I usually look for weak spots in the aircraft design, SOPs and checklists. If there's something I don't like, I'll add a personal "double check". Could be the APU if the SOPs and company checklists are inadequate to prevent what you describe. Not necessarily killer items, but an error regardless. My current aircraft type and SOPs are quite good and catching anything close to a killer item. From the flows, to checklist and various aircraft warning systems, they're covered multiple times.
Still an undesired aircraft state. A mild one i'll give you that, much less critical than a fuel selector.

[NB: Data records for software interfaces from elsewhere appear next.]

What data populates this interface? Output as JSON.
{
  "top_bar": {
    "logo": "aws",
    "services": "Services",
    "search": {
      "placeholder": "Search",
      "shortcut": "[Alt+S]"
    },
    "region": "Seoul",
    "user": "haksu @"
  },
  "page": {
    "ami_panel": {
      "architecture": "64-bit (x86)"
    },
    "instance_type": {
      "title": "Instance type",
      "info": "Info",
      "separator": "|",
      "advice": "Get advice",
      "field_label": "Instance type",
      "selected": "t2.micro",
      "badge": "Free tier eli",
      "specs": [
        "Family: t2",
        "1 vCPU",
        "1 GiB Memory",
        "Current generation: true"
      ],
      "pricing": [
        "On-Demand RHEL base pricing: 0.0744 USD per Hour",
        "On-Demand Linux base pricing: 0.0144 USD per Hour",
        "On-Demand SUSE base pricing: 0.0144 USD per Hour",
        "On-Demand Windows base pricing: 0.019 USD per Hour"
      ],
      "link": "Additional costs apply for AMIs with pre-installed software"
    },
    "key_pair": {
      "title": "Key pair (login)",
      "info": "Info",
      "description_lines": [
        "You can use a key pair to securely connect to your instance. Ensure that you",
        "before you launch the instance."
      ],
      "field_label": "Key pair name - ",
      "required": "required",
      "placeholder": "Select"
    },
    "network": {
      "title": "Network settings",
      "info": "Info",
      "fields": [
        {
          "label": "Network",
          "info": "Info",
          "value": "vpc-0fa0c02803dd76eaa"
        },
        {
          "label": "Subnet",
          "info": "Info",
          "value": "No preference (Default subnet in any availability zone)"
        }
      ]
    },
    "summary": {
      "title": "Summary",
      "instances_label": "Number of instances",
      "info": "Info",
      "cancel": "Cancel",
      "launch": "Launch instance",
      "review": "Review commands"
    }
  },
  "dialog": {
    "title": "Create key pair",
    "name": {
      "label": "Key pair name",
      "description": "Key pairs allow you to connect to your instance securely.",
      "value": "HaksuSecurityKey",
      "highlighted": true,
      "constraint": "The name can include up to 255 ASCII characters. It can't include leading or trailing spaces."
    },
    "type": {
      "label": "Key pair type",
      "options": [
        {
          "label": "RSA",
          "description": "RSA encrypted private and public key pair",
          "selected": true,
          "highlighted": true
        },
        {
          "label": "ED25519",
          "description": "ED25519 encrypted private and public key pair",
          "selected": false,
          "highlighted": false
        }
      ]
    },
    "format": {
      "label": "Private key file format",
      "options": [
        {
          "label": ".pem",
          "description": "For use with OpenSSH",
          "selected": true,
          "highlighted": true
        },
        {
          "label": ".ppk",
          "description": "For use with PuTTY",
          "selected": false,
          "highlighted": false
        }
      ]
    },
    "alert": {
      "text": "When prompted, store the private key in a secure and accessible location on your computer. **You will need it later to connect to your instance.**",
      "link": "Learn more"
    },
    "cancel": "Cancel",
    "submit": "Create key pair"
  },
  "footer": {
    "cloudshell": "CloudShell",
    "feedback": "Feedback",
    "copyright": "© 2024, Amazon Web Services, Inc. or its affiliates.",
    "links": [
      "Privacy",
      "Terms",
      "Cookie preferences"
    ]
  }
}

Forgetting the APU would have a nasty little effect of not decluttering the EICAS, thus possibly reducing situational awareness. I would argue that on a bad day it could be fatal. That's serious enough for my list.

The question was: Do you check your killer items just prior to takeoff. It's subjective by nature.

If you don't feel like checking that particular item, then so be it, we'll just have to agree to disagree. For me it's justified and will continue to be.

Fly safe.
---------- ADS -----------
 
The trouble with my life is that I do not think I am cut out to sit behind a desk.
Illya Kuryakin
Rank (9)
Rank (9)
Posts: 1311
Joined: Mon Mar 24, 2014 11:14 pm
Location: The Gulag Archipelago

Re: Do you check your killer items just prior to takeoff?

Post by Illya Kuryakin »

I just call "Release the hounds" and hope she flies.
Illya
---------- ADS -----------
 
Wish I didn't know now, what I didn't know then.
Post Reply

Return to “Accidents, Incidents & Overdue Aircraft”